Indexed on: 07 Jul '10Published on: 07 Jul '10Published in: Journal of the Operational Research Society

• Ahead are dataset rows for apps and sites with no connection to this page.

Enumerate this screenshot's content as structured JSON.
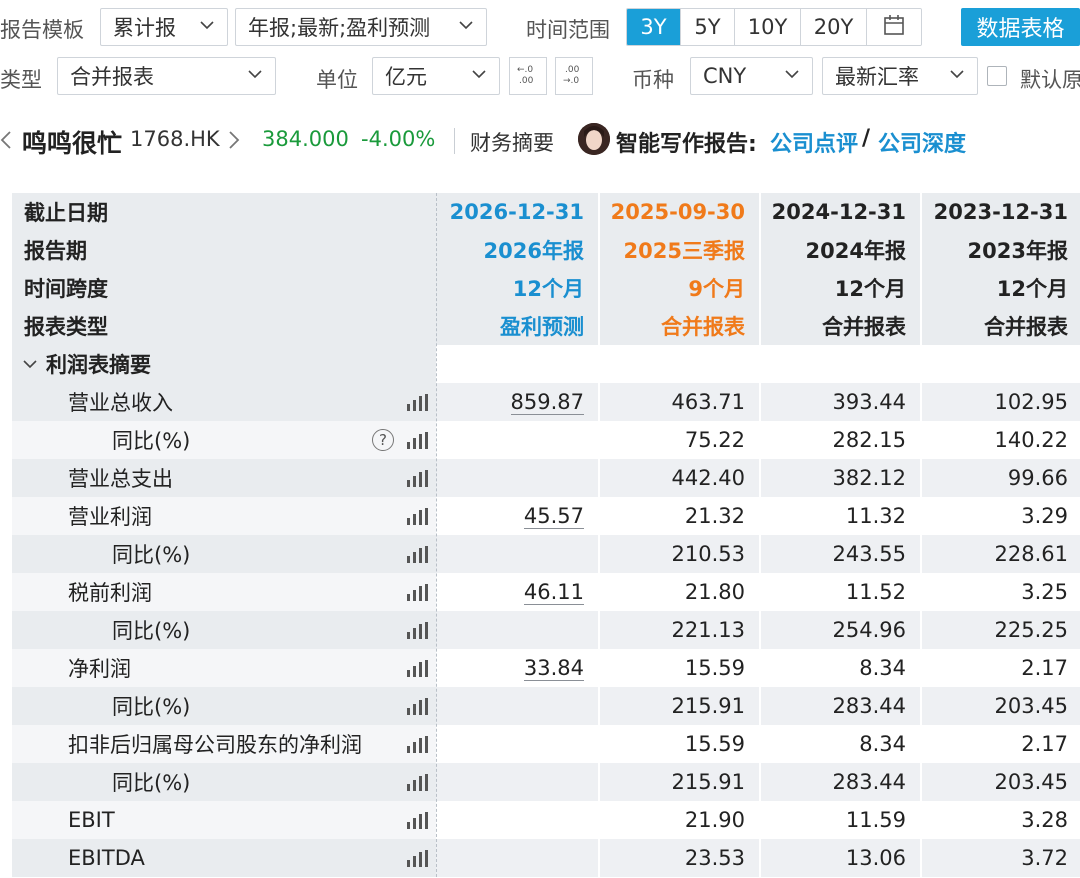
{
  "toolbar": {
    "report_template_label": "报告模板",
    "report_template_value": "累计报",
    "period_value": "年报;最新;盈利预测",
    "time_range_label": "时间范围",
    "time_range_options": [
      "3Y",
      "5Y",
      "10Y",
      "20Y"
    ],
    "time_range_selected": "3Y",
    "data_table_button": "数据表格",
    "type_label": "类型",
    "type_value": "合并报表",
    "unit_label": "单位",
    "unit_value": "亿元",
    "currency_label": "币种",
    "currency_value": "CNY",
    "fx_value": "最新汇率",
    "default_label": "默认原"
  },
  "stock": {
    "name": "鸣鸣很忙",
    "code": "1768.HK",
    "price": "384.000",
    "change": "-4.00%",
    "financial_summary": "财务摘要",
    "smart_report_label": "智能写作报告:",
    "link_review": "公司点评",
    "slash": "/",
    "link_depth": "公司深度"
  },
  "colors": {
    "accent": "#1a9fd8",
    "forecast": "#1a8fd0",
    "latest": "#f07a1a",
    "down": "#1a9a3b"
  },
  "table": {
    "header": {
      "labels": [
        "截止日期",
        "报告期",
        "时间跨度",
        "报表类型"
      ],
      "columns": [
        {
          "date": "2026-12-31",
          "period": "2026年报",
          "span": "12个月",
          "type": "盈利预测"
        },
        {
          "date": "2025-09-30",
          "period": "2025三季报",
          "span": "9个月",
          "type": "合并报表"
        },
        {
          "date": "2024-12-31",
          "period": "2024年报",
          "span": "12个月",
          "type": "合并报表"
        },
        {
          "date": "2023-12-31",
          "period": "2023年报",
          "span": "12个月",
          "type": "合并报表"
        }
      ]
    },
    "section_title": "利润表摘要",
    "rows": [
      {
        "name": "营业总收入",
        "values": [
          "859.87",
          "463.71",
          "393.44",
          "102.95"
        ]
      },
      {
        "name": "同比(%)",
        "values": [
          "",
          "75.22",
          "282.15",
          "140.22"
        ]
      },
      {
        "name": "营业总支出",
        "values": [
          "",
          "442.40",
          "382.12",
          "99.66"
        ]
      },
      {
        "name": "营业利润",
        "values": [
          "45.57",
          "21.32",
          "11.32",
          "3.29"
        ]
      },
      {
        "name": "同比(%)",
        "values": [
          "",
          "210.53",
          "243.55",
          "228.61"
        ]
      },
      {
        "name": "税前利润",
        "values": [
          "46.11",
          "21.80",
          "11.52",
          "3.25"
        ]
      },
      {
        "name": "同比(%)",
        "values": [
          "",
          "221.13",
          "254.96",
          "225.25"
        ]
      },
      {
        "name": "净利润",
        "values": [
          "33.84",
          "15.59",
          "8.34",
          "2.17"
        ]
      },
      {
        "name": "同比(%)",
        "values": [
          "",
          "215.91",
          "283.44",
          "203.45"
        ]
      },
      {
        "name": "扣非后归属母公司股东的净利润",
        "values": [
          "",
          "15.59",
          "8.34",
          "2.17"
        ]
      },
      {
        "name": "同比(%)",
        "values": [
          "",
          "215.91",
          "283.44",
          "203.45"
        ]
      },
      {
        "name": "EBIT",
        "values": [
          "",
          "21.90",
          "11.59",
          "3.28"
        ]
      },
      {
        "name": "EBITDA",
        "values": [
          "",
          "23.53",
          "13.06",
          "3.72"
        ]
      }
    ]
  }
}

Experts (managers) may have domain-specific knowledge that is not included in a statistical model and that can improve short-run and long-run forecasts of SKU-level sales data. While one-step-ahead forecasts address the conditional mean of the variable, model-based forecasts for longer horizons have a tendency to convert to the unconditional mean of a time series variable. Analysing a large database concerning pharmaceutical sales forecasts for various products and adjusted by a range of experts, we examine whether the forecast horizon has an impact on what experts do and on how good they are once they adjust model-based forecasts. For this, we use regression-based methods and we obtain five innovative results. First, all horizons experience managerial intervention of forecasts. Second, the horizon that is most relevant to the managers shows greater overweighting of the expert adjustment. Third, for all horizons the expert adjusted forecasts have less accuracy than pure model-based forecasts, with distant horizons having the least deterioration. Fourth, when expert-adjusted forecasts are significantly better, they are best at those distant horizons. Fifth, when expert adjustment is down-weighted, expert forecast accuracy increases.